So that checks out. But other parts of the story do not.
On “To Tell the Truth,” Einhorn said they had sold 25,000 of the pieces of sheet in less than a month (he added that Ringo’s sheets were most popular). But the Allie Willis Museum of Kitsch’s entry for the Beatles sheets quotes Victor — 20 years later — saying they actually only sold 700 or 800 of them. “We lost money. We didn’t even get back what we paid for the sheets,” he said
The pair paid $400 for the sheets from the Whittier, and presumably a similar amount from the Muehlebach.
I’m inclined to believe Victor’s account that the sales were a dud. In the same account, he was quoted as saying he keeps the scraps in shopping bags and that he would have them for the rest of his life.
Victor died in 2005, in a train accident while on vacation in Portugal. He was 81.
Why didn’t the scraps of sheet sell? I think it’s because they were too small.
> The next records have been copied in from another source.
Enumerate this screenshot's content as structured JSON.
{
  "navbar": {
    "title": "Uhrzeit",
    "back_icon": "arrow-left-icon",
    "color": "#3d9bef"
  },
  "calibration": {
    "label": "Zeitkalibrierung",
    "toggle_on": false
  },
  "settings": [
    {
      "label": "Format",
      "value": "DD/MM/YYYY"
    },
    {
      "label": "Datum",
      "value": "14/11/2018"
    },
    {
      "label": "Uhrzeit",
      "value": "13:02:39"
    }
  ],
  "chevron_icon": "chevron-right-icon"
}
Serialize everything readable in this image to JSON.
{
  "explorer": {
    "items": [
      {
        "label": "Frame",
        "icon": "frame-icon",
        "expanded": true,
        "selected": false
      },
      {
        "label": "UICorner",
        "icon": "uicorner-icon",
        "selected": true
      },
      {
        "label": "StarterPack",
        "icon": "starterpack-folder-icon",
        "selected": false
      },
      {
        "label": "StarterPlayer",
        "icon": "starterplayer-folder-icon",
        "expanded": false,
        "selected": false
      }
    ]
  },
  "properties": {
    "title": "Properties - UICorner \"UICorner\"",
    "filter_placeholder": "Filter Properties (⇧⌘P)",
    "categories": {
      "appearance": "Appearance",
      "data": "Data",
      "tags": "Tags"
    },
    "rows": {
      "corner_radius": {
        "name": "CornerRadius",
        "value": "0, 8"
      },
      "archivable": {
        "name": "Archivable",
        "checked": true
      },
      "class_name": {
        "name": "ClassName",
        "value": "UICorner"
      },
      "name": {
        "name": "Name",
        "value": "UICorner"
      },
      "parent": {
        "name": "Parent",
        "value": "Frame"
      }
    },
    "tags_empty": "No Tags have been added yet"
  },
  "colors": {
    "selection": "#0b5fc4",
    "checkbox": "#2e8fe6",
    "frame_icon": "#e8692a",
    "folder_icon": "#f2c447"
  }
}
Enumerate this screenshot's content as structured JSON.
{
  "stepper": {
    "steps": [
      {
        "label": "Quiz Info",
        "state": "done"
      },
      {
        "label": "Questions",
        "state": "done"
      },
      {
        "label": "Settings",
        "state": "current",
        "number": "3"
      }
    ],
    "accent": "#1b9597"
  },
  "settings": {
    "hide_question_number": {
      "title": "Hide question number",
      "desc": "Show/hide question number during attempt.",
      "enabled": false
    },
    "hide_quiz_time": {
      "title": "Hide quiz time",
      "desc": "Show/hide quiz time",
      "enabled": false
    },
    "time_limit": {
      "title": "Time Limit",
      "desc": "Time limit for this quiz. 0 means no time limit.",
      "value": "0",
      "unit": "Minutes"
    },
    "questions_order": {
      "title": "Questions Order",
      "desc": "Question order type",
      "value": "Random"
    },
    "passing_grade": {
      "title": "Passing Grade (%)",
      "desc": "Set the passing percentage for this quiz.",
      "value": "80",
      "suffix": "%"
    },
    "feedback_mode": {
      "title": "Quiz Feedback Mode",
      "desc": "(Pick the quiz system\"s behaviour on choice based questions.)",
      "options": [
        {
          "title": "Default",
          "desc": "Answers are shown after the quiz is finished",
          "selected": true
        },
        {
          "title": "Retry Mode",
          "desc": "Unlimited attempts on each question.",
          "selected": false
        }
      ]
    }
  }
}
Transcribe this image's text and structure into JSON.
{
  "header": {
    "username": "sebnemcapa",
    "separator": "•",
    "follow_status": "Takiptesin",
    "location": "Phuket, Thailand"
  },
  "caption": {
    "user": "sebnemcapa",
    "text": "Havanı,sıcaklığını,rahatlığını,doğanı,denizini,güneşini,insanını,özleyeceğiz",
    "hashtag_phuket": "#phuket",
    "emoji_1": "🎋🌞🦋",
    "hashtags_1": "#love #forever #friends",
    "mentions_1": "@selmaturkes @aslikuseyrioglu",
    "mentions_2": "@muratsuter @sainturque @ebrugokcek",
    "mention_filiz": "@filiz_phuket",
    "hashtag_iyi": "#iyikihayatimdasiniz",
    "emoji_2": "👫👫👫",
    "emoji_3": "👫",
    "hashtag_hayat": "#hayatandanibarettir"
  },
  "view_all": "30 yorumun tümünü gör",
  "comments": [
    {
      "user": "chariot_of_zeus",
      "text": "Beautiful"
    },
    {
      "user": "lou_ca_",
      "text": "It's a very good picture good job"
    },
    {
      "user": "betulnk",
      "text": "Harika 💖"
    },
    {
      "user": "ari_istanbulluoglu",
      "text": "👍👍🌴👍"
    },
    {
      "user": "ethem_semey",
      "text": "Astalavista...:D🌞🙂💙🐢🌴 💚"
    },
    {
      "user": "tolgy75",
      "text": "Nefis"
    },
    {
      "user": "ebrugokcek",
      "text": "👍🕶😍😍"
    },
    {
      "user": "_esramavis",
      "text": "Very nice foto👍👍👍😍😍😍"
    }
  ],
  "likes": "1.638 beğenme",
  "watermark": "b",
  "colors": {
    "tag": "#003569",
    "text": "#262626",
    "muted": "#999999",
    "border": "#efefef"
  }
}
One square inch of sheet is not a lot of sheet, even to the biggest Beatles fan.
Imagine if they had cut the sheets into 3-by-3-inch pieces. That’s enough bed linen for a half-crazed fan to be proud of and want to have. Sure, there would only have been 17,000 pieces to sell, but there might have been far more takers.
Even at a dollar apiece, $17,000 was serious coin in 1964, when the average household income was $6,600.
Meanwhile, there is still a market — or perhaps a new market — for the little pieces of sheet. In 2005, a complete set of four — one piece each slept on by John, Paul, George and Ringo — sold for $131.45.
More math: If all the original sheets could be sold in groups of four for the same price, that would net more than $5 million in 2005. Adjusted for inflation, that would be more than $7.8 million today.